◆ What is needed
Which lines of the records contain the word "JSON"? Show each of them.

◆ Data excerpts
■ ■ ■ ■ ■
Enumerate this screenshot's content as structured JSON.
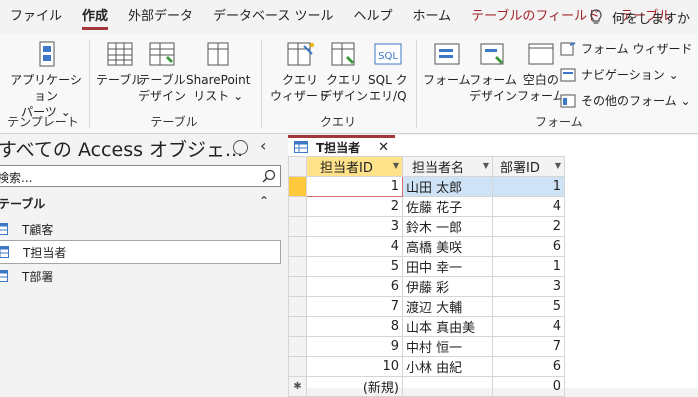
{
  "tabs": [
    {
      "label": "ファイル",
      "active": false,
      "contextual": false
    },
    {
      "label": "作成",
      "active": true,
      "contextual": false
    },
    {
      "label": "外部データ",
      "active": false,
      "contextual": false
    },
    {
      "label": "データベース ツール",
      "active": false,
      "contextual": false
    },
    {
      "label": "ヘルプ",
      "active": false,
      "contextual": false
    },
    {
      "label": "ホーム",
      "active": false,
      "contextual": false
    },
    {
      "label": "テーブルのフィールド",
      "active": false,
      "contextual": true
    },
    {
      "label": "テーブル",
      "active": false,
      "contextual": true
    }
  ],
  "tell_me": "何をしますか",
  "ribbon": {
    "templates": {
      "button": "アプリケーション\nパーツ ⌄",
      "group": "テンプレート"
    },
    "tables": {
      "table": "テーブル",
      "design": "テーブル\nデザイン",
      "sharepoint": "SharePoint\nリスト ⌄",
      "group": "テーブル"
    },
    "queries": {
      "wizard": "クエリ\nウィザード",
      "design": "クエリ\nデザイン",
      "sql": "SQL ク\nエリ/Q",
      "group": "クエリ"
    },
    "forms": {
      "form": "フォーム",
      "design": "フォーム\nデザイン",
      "blank": "空白の\nフォーム",
      "wizard": "フォーム ウィザード",
      "navigation": "ナビゲーション ⌄",
      "more": "その他のフォーム ⌄",
      "group": "フォーム"
    }
  },
  "nav": {
    "title": "すべての Access オブジェ...",
    "search_placeholder": "検索...",
    "section": "テーブル",
    "items": [
      "T顧客",
      "T担当者",
      "T部署"
    ],
    "selected_index": 1
  },
  "doc_tab": "T担当者",
  "grid": {
    "columns": [
      "担当者ID",
      "担当者名",
      "部署ID"
    ],
    "rows": [
      [
        "1",
        "山田 太郎",
        "1"
      ],
      [
        "2",
        "佐藤 花子",
        "4"
      ],
      [
        "3",
        "鈴木 一郎",
        "2"
      ],
      [
        "4",
        "高橋 美咲",
        "6"
      ],
      [
        "5",
        "田中 幸一",
        "1"
      ],
      [
        "6",
        "伊藤 彩",
        "3"
      ],
      [
        "7",
        "渡辺 大輔",
        "5"
      ],
      [
        "8",
        "山本 真由美",
        "4"
      ],
      [
        "9",
        "中村 恒一",
        "7"
      ],
      [
        "10",
        "小林 由紀",
        "6"
      ]
    ],
    "new_row": {
      "marker": "✱",
      "id": "(新規)",
      "dept": "0"
    }
  },
  "colors": {
    "accent": "#a4373a",
    "contextual": "#a4262c",
    "highlight": "#cfe3f7"
  }
}
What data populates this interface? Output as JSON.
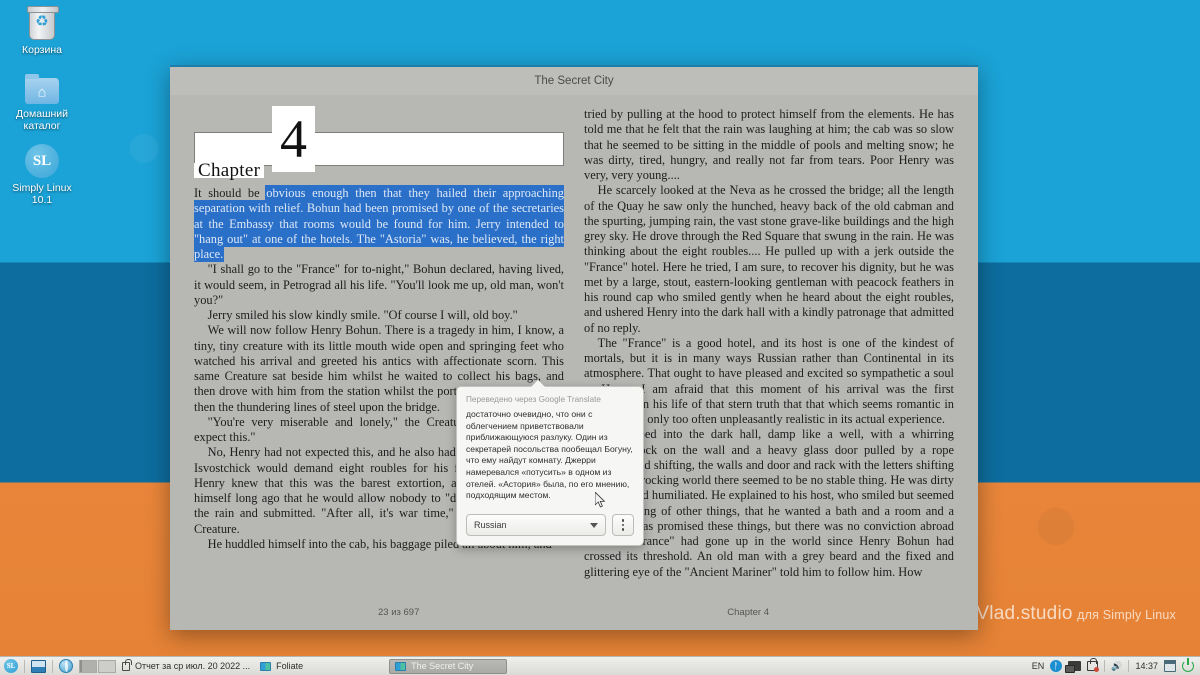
{
  "desktop": {
    "icons": [
      {
        "name": "trash-icon",
        "label": "Корзина"
      },
      {
        "name": "home-folder-icon",
        "label_line1": "Домашний",
        "label_line2": "каталог"
      },
      {
        "name": "simply-linux-icon",
        "badge": "SL",
        "label_line1": "Simply Linux",
        "label_line2": "10.1"
      }
    ],
    "watermark": {
      "line1": "Vlad.studio",
      "line2": "для Simply Linux"
    },
    "colors": {
      "sky": "#1ba2d6",
      "sea": "#0d6d9e",
      "sand": "#e8853a"
    }
  },
  "window": {
    "title": "The Secret City",
    "chapter": {
      "word": "Chapter",
      "number": "4"
    },
    "footer": {
      "progress": "23 из 697",
      "chapter_label": "Chapter 4"
    },
    "left_column": {
      "para1_plain": "It should be",
      "para1_selected": "obvious enough then that they hailed their approaching separation with relief. Bohun had been promised by one of the secretaries at the Embassy that rooms would be found for him. Jerry intended to \"hang out\" at one of the hotels. The \"Astoria\" was, he believed, the right place.",
      "para2": "\"I shall go to the \"France\" for to-night,\" Bohun declared, having lived, it would seem, in Petrograd all his life. \"You'll look me up, old man, won't you?\"",
      "para3": "Jerry smiled his slow kindly smile. \"Of course I will, old boy.\"",
      "para4": "We will now follow Henry Bohun. There is a tragedy in him, I know, a tiny, tiny creature with its little mouth wide open and springing feet who watched his arrival and greeted his antics with affectionate scorn. This same Creature sat beside him whilst he waited to collect his bags, and then drove with him from the station whilst the porters fetched a cab and then the thundering lines of steel upon the bridge.",
      "para5": "\"You're very miserable and lonely,\" the Creature said; \"you didn't expect this.\"",
      "para6": "No, Henry had not expected this, and he also had not expected that the Isvostchick would demand eight roubles for his fare to the \"France.\" Henry knew that this was the barest extortion, and he had sworn to himself long ago that he would allow nobody to \"do\" him. He looked at the rain and submitted. \"After all, it's war time,\" he whispered to the Creature.",
      "para7": "He huddled himself into the cab, his baggage piled all about him, and"
    },
    "right_column": {
      "para1": "tried by pulling at the hood to protect himself from the elements. He has told me that he felt that the rain was laughing at him; the cab was so slow that he seemed to be sitting in the middle of pools and melting snow; he was dirty, tired, hungry, and really not far from tears. Poor Henry was very, very young....",
      "para2": "He scarcely looked at the Neva as he crossed the bridge; all the length of the Quay he saw only the hunched, heavy back of the old cabman and the spurting, jumping rain, the vast stone grave-like buildings and the high grey sky. He drove through the Red Square that swung in the rain. He was thinking about the eight roubles.... He pulled up with a jerk outside the \"France\" hotel. Here he tried, I am sure, to recover his dignity, but he was met by a large, stout, eastern-looking gentleman with peacock feathers in his round cap who smiled gently when he heard about the eight roubles, and ushered Henry into the dark hall with a kindly patronage that admitted of no reply.",
      "para3": "The \"France\" is a good hotel, and its host is one of the kindest of mortals, but it is in many ways Russian rather than Continental in its atmosphere. That ought to have pleased and excited so sympathetic a soul as Henry. I am afraid that this moment of his arrival was the first realisation in his life of that stern truth that that which seems romantic in retrospect is only too often unpleasantly realistic in its actual experience.",
      "para4": "He stepped into the dark hall, damp like a well, with a whirring snarling clock on the wall and a heavy glass door pulled by a rope swinging and shifting, the walls and door and rack with the letters shifting too. In this rocking world there seemed to be no stable thing. He was dirty and tired and humiliated. He explained to his host, who smiled but seemed to be thinking of other things, that he wanted a bath and a room and a meal. He was promised these things, but there was no conviction abroad that the \"France\" had gone up in the world since Henry Bohun had crossed its threshold. An old man with a grey beard and the fixed and glittering eye of the \"Ancient Mariner\" told him to follow him. How"
    },
    "selection_color": "#2a6fc8"
  },
  "translate_popup": {
    "source_label": "Переведено через Google Translate",
    "translated_text": "достаточно очевидно, что они с облегчением приветствовали приближающуюся разлуку. Один из секретарей посольства пообещал Богуну, что ему найдут комнату. Джерри намеревался «потусить» в одном из отелей. «Астория» была, по его мнению, подходящим местом.",
    "language": "Russian"
  },
  "taskbar": {
    "start_badge": "SL",
    "items": [
      {
        "name": "taskbar-item-report",
        "label": "Отчет за ср июл. 20 2022 ..."
      },
      {
        "name": "taskbar-item-foliate",
        "label": "Foliate"
      }
    ],
    "active_window": "The Secret City",
    "tray": {
      "layout": "EN",
      "clock": "14:37"
    }
  }
}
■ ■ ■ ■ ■
◆ Task result
Enumerate this screenshot's content as structured JSON.
What data populates this interface? Output as JSON.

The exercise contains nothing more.